For the defendant-prosecutrix, Jacob S. Karkus (O. R. Moyle, of the New York bar, on the brief).
For the plaintiff-respondent, Meyer Q. Kessel (Thomas L. Hanson, of counsel).
Before Brogan, Chief Justice, and Justices Trenchard and Parker.
The record in this case is confusing and indeed incomplete in certain respects.
However, it indicates that the prosecutrix of this writ (hereinafter called the defendant) together with others, were individuals calling themselves Jehovah's Witnesses. They were arrested, and convicted by the Recorder's Court in Irvington, charged with the violation of the provisions of the canvassing ordinance of the town in that they did canvass without having first reported to and received a written permit as required by the ordinance. The group, or at least several of them, took an appeal to the Essex County Court of Common Pleas and that court seems to have found them guilty, and we have here now a writ of certiorari obtained by the defendant Clara Schneider.
Neither the evidence in the Recorder's Court nor the evidence in the Common Pleas Court is returned to us as such. We have, however, a stipulation that the defendant "did call from house to house in the town of Irvington and did show to the occupants of several houses therein * * * and did leave or offer to leave with said occupants certain books or booklets for which defendant solicited or accepted contributions in the form of money;" that said defendant "did not apply for or obtain a permit from the police department in conformance with the ordinance, because she conscientiously believed and maintained that to apply for such permit would be an act of disobedience to the command of Almighty God."
The ordinance in question prohibited such canvass and solicitation by calling from house to house without having first reported to and received a written permit from the chief of police, or the officer in charge at police headquarters.
The defendant says in her brief "we recognize that in a few cases involving Jehovah's Witnesses this court has upheld ordinances such as the one in question as being a reasonable exercise of the police power. We do not question such ruling;" but she nevertheless seems to contend (1) that the
ordinance unreasonably restricts and denies freedom of speech and freedom of the press; and (2) that the town did not show that the acts complained of were inimical to public welfare.
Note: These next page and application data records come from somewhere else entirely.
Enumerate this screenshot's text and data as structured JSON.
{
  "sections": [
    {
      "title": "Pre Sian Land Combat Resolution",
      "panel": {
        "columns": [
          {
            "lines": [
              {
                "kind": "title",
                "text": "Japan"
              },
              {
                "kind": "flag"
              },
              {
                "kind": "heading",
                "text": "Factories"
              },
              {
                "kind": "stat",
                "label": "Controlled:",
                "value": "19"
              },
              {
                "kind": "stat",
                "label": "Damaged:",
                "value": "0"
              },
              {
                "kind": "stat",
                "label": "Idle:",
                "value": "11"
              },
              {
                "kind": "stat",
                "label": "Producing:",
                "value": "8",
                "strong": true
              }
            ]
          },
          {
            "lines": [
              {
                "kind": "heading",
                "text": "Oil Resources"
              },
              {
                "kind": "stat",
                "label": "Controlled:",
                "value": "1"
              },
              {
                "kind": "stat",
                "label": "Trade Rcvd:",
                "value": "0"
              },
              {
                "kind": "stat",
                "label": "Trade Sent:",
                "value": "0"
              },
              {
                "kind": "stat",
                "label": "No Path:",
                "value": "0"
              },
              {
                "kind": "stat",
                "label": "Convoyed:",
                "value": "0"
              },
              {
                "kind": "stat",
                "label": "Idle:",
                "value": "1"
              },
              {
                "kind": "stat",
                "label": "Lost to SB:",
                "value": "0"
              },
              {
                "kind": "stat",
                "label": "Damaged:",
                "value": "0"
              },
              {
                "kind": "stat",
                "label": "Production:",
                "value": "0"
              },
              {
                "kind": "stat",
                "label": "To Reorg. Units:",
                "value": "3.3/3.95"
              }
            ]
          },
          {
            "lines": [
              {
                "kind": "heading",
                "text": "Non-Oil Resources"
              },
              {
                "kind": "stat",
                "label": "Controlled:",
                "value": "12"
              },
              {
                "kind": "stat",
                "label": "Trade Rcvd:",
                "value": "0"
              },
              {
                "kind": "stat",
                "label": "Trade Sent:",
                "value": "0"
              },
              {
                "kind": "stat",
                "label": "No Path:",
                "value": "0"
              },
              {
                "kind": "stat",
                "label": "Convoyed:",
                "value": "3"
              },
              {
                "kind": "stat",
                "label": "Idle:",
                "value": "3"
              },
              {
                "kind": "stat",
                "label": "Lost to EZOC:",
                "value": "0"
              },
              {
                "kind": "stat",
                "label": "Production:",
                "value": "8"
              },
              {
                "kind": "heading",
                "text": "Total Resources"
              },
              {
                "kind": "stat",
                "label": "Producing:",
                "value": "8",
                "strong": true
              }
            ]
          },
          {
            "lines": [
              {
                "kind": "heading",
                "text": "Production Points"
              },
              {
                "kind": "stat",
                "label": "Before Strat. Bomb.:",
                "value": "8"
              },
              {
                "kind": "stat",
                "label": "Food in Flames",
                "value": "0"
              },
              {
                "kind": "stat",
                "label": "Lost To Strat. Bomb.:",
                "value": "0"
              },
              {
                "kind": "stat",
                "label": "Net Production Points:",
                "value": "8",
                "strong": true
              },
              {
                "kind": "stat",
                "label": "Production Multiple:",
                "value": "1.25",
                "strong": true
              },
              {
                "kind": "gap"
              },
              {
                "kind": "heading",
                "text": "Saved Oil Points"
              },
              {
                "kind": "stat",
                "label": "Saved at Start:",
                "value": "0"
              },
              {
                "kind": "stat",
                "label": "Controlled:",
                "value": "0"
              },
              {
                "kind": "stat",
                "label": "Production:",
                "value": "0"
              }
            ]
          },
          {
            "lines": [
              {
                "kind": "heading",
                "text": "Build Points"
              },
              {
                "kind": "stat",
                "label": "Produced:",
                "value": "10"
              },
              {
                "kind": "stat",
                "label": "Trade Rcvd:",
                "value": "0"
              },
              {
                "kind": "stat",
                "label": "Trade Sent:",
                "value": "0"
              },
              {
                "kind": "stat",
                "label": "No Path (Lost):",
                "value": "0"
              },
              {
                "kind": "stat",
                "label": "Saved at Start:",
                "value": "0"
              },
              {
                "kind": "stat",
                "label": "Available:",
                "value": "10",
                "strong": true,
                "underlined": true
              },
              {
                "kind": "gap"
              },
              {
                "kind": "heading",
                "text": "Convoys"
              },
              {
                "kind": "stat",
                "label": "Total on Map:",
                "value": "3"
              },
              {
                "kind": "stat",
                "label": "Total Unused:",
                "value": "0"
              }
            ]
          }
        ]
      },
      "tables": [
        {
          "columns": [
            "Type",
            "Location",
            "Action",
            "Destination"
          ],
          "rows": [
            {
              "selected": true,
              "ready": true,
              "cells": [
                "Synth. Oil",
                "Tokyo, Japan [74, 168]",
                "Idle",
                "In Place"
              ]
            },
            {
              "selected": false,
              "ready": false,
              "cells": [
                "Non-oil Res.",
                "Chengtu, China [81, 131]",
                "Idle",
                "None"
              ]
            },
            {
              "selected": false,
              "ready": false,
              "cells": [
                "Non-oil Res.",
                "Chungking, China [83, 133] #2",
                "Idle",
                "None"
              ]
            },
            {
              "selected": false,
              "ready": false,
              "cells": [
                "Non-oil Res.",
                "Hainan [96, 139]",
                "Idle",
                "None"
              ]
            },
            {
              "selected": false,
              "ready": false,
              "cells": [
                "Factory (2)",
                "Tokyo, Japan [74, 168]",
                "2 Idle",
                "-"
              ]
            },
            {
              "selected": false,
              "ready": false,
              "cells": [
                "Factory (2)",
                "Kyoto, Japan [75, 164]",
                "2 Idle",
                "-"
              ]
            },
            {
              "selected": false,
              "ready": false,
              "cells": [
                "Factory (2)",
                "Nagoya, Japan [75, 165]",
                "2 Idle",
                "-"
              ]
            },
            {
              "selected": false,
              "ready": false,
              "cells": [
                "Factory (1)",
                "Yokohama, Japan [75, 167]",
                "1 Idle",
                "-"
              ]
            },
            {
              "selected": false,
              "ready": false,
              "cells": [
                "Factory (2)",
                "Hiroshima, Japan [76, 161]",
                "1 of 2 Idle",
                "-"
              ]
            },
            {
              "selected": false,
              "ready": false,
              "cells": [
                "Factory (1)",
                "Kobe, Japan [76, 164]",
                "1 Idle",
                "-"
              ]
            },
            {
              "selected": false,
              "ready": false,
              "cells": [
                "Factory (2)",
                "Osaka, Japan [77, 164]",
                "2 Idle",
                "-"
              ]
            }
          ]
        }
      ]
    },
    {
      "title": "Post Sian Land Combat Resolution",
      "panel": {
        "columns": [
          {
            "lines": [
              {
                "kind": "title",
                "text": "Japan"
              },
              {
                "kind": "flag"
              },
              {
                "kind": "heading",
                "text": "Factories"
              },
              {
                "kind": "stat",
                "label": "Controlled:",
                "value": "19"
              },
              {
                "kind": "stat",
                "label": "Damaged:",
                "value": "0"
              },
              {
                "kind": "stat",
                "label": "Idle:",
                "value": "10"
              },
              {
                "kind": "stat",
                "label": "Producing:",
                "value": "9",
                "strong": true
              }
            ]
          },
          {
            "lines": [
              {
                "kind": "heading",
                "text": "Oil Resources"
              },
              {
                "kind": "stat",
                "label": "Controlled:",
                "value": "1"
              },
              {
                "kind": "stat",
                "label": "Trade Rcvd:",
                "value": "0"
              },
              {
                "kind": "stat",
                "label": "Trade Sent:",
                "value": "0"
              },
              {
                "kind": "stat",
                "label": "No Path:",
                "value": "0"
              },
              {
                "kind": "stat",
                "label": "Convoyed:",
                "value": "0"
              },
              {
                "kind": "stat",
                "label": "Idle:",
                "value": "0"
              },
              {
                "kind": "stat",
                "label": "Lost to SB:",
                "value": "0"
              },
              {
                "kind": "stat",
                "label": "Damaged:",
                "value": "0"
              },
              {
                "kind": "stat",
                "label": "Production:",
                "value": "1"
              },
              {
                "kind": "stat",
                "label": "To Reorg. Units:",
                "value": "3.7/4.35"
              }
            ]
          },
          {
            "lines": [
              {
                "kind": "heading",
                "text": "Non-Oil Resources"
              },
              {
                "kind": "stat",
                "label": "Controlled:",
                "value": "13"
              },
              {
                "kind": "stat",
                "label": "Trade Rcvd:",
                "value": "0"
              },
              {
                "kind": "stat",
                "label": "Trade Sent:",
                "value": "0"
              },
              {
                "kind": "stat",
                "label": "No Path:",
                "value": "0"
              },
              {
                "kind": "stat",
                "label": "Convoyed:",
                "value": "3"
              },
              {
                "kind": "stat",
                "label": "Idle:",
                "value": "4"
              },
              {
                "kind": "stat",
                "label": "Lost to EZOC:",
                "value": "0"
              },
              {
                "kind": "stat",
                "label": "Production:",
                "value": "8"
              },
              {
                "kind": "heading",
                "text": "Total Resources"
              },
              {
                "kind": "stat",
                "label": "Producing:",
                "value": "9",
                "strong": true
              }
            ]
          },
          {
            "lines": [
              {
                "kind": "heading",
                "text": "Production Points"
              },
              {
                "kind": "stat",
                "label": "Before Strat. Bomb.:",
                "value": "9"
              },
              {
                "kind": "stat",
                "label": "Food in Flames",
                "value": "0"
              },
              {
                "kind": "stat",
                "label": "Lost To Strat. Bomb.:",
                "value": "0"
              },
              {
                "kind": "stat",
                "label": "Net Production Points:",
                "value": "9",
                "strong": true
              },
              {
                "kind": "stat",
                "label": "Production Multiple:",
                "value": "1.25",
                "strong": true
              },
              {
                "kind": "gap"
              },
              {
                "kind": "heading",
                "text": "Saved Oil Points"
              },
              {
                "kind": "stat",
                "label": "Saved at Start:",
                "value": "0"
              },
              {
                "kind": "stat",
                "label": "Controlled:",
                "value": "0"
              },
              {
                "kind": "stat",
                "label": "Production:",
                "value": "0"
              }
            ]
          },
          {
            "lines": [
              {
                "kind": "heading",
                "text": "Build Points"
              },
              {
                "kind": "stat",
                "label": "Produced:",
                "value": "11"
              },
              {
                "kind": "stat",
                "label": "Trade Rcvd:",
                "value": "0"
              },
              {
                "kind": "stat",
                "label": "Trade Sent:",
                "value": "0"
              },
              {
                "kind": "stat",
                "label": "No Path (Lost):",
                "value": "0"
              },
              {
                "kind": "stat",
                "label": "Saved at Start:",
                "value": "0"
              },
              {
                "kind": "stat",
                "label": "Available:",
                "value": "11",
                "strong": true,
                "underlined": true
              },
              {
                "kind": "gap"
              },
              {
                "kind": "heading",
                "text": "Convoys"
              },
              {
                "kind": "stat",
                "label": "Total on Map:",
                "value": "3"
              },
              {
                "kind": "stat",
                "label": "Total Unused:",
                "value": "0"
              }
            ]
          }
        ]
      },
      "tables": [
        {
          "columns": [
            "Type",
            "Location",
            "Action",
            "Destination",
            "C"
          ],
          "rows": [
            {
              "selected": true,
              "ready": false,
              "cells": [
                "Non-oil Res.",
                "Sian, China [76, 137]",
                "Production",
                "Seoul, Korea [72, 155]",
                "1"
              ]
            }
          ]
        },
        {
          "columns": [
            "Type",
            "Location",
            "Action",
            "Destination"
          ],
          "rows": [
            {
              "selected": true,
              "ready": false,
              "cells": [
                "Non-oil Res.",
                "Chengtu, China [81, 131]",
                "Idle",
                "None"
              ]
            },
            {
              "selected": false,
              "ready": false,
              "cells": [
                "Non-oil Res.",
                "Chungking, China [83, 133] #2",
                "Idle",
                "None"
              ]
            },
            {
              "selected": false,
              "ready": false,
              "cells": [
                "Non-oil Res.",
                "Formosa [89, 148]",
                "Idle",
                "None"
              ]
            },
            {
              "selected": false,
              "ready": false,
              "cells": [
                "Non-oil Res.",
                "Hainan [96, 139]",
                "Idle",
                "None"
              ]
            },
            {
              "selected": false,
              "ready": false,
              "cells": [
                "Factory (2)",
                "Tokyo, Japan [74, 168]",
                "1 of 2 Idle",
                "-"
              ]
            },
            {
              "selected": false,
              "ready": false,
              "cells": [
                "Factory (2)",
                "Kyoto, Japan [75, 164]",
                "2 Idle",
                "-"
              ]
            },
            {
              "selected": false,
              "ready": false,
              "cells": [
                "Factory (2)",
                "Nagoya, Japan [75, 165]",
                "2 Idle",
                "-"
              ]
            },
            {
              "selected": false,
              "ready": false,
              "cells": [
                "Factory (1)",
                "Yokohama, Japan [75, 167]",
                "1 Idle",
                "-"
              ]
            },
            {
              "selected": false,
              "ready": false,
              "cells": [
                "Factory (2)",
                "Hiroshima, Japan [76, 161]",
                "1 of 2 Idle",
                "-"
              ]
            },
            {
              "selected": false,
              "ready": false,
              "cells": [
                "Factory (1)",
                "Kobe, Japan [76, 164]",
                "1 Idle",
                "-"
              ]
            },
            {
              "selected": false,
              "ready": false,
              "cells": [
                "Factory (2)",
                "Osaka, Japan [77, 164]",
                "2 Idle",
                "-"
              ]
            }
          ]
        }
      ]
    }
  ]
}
We think that these contentions are plainly without substance and that they have all been considered and decided and overruled in prior decisions, namely, Dziatkiewicz v. Maplewood, 115 N.J.L. 37; Bergenfield v. Peterson, 7 N.J. Mis. R. 1019; Maplewood v. Albright, 13 Id. 46; Semansky v. Common Pleas, 13 Id. 589. Those cases, amongst others that might be cited, are authority so far as this court is concerned.
It may be well to note in passing that there is nothing in the evidence produced before us to disclose that the defendant was engaged in the mere distribution of books or booklets in the furtherance of religious principles. There was something far different from that. As the trial judge seems to have found, she was engaged in canvassing and selling books and booklets from house to house without a permit at any hour of the day or night, and as the trial judge remarked, to the disturbance of the peace and quiet of citizens in their homes, and to their possible danger in having strangers, unknown to the police, going from house to house by ...